providing static positioning, as the label would imply, market
and sector turbulence makes them prone to fluctuation. To tame
a passive asset, we think investors need to exert more active
control over the dynamics of volatility.
Sound confusing? Not really. Think of it this way:
volatility determines much of the risk profile of any asset. So
when market volatility fluctuates, the risk of a passive
investment in the market's index changes.
For example, if you invested $100 in the MSCI world index
earlier this year, when volatility was hovering near 11
percent, you risked losing $11. Yet just more than a year

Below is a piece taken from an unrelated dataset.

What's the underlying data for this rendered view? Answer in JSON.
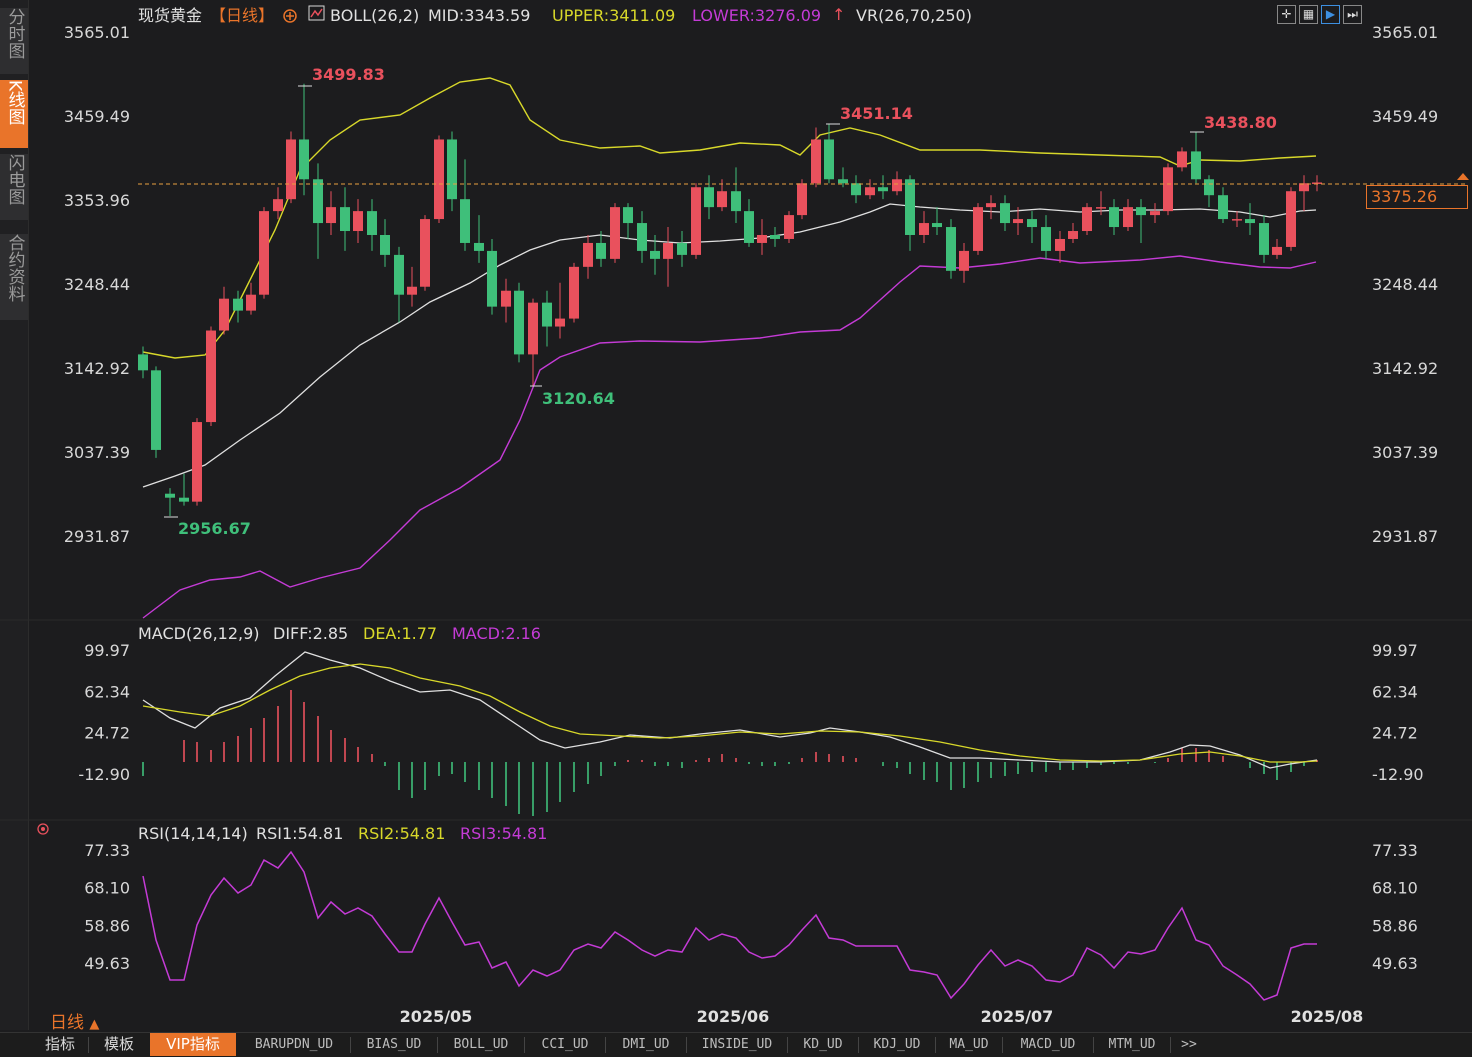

earlier, when volatility was hovering around 25 percent, the
same $100 in the same index put $25 at risk. With this in mind,
isn't it a misnomer to describe a fund with such variable risk
as a passive investment?
Our colleagues at AllianceBernstein have written extensively
concentration risks of investing in a benchmark. For
example, in 2000, the technology sector ballooned to nearly 30
percent of the S&P 500 index, leaving investors exposed to
excessive risk when the crash occurred. Less attention,
however, is typically paid to the volatility risks of erratic
About the same time that indexes were getting bloated with
technology stocks, the risk of being in that sector shot up
fourfold, accounting for 50 percent of the total risk on the
index. When oil prices flare up amid tensions in the Middle
East, the volatility of the energy sector typically rises as
well. And of course, during the global financial crisis, the
financial sector accounted for more than 30 percent of the
total volatility in the MSCI world index.
In other words, you may have ditched your active manager to
invest in a market-cap-weighted global equity index, but
instead you let the world actively manage your money.
Conventional wisdom that passively managed buy-and-hold
portfolios (such as many market-cap benchmarks) yield passive
investments tells an incomplete story. Passive management of an
investment portfolio in a dynamic world results in active and
Is there a way to create a portfolio that delivers truly
passive risk? We think so. The trick is to take a dynamic
approach that aims to undo the randomness of volatility. An
ideal passive benchmark would flatten the waves into a fixed,
straight line. The flat lines reflect equal passive nonvarying
risk-taking in each sector. So if there are seven sectors in
the benchmark, a flat line at about 15 percent would yield
equal risk for each sector.